EXERCISE DIRECTIONS - Output the data word for word, dropping every image.
[DATASET RECORDS Boundary: Start]
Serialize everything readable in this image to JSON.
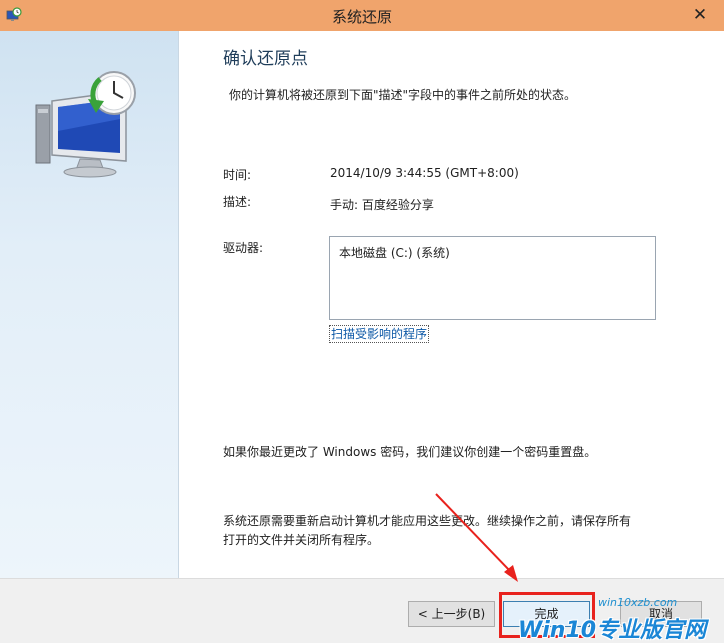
{
  "window": {
    "title": "系统还原",
    "close_glyph": "✕"
  },
  "main": {
    "heading": "确认还原点",
    "intro": "你的计算机将被还原到下面\"描述\"字段中的事件之前所处的状态。",
    "time_label": "时间:",
    "time_value": "2014/10/9 3:44:55 (GMT+8:00)",
    "desc_label": "描述:",
    "desc_value": "手动: 百度经验分享",
    "drive_label": "驱动器:",
    "drives": [
      "本地磁盘 (C:) (系统)"
    ],
    "scan_link": "扫描受影响的程序",
    "password_note": "如果你最近更改了 Windows 密码，我们建议你创建一个密码重置盘。",
    "restart_note_line1": "系统还原需要重新启动计算机才能应用这些更改。继续操作之前，请保存所有",
    "restart_note_line2": "打开的文件并关闭所有程序。"
  },
  "buttons": {
    "back": "< 上一步(B)",
    "finish": "完成",
    "cancel": "取消"
  },
  "watermark": {
    "url": "win10xzb.com",
    "brand": "Win10专业版官网"
  },
  "colors": {
    "titlebar": "#f0a46c",
    "highlight": "#e8221d",
    "link": "#0b57a6"
  }
}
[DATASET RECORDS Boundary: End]
YOUR RESPONSE -
Serialize everything readable in this image to JSON.
{
  "window": {
    "title": "系统还原",
    "close_glyph": "✕"
  },
  "main": {
    "heading": "确认还原点",
    "intro": "你的计算机将被还原到下面\"描述\"字段中的事件之前所处的状态。",
    "time_label": "时间:",
    "time_value": "2014/10/9 3:44:55 (GMT+8:00)",
    "desc_label": "描述:",
    "desc_value": "手动: 百度经验分享",
    "drive_label": "驱动器:",
    "drives": [
      "本地磁盘 (C:) (系统)"
    ],
    "scan_link": "扫描受影响的程序",
    "password_note": "如果你最近更改了 Windows 密码，我们建议你创建一个密码重置盘。",
    "restart_note_line1": "系统还原需要重新启动计算机才能应用这些更改。继续操作之前，请保存所有",
    "restart_note_line2": "打开的文件并关闭所有程序。"
  },
  "buttons": {
    "back": "< 上一步(B)",
    "finish": "完成",
    "cancel": "取消"
  },
  "watermark": {
    "url": "win10xzb.com",
    "brand": "Win10专业版官网"
  },
  "colors": {
    "titlebar": "#f0a46c",
    "highlight": "#e8221d",
    "link": "#0b57a6"
  }
}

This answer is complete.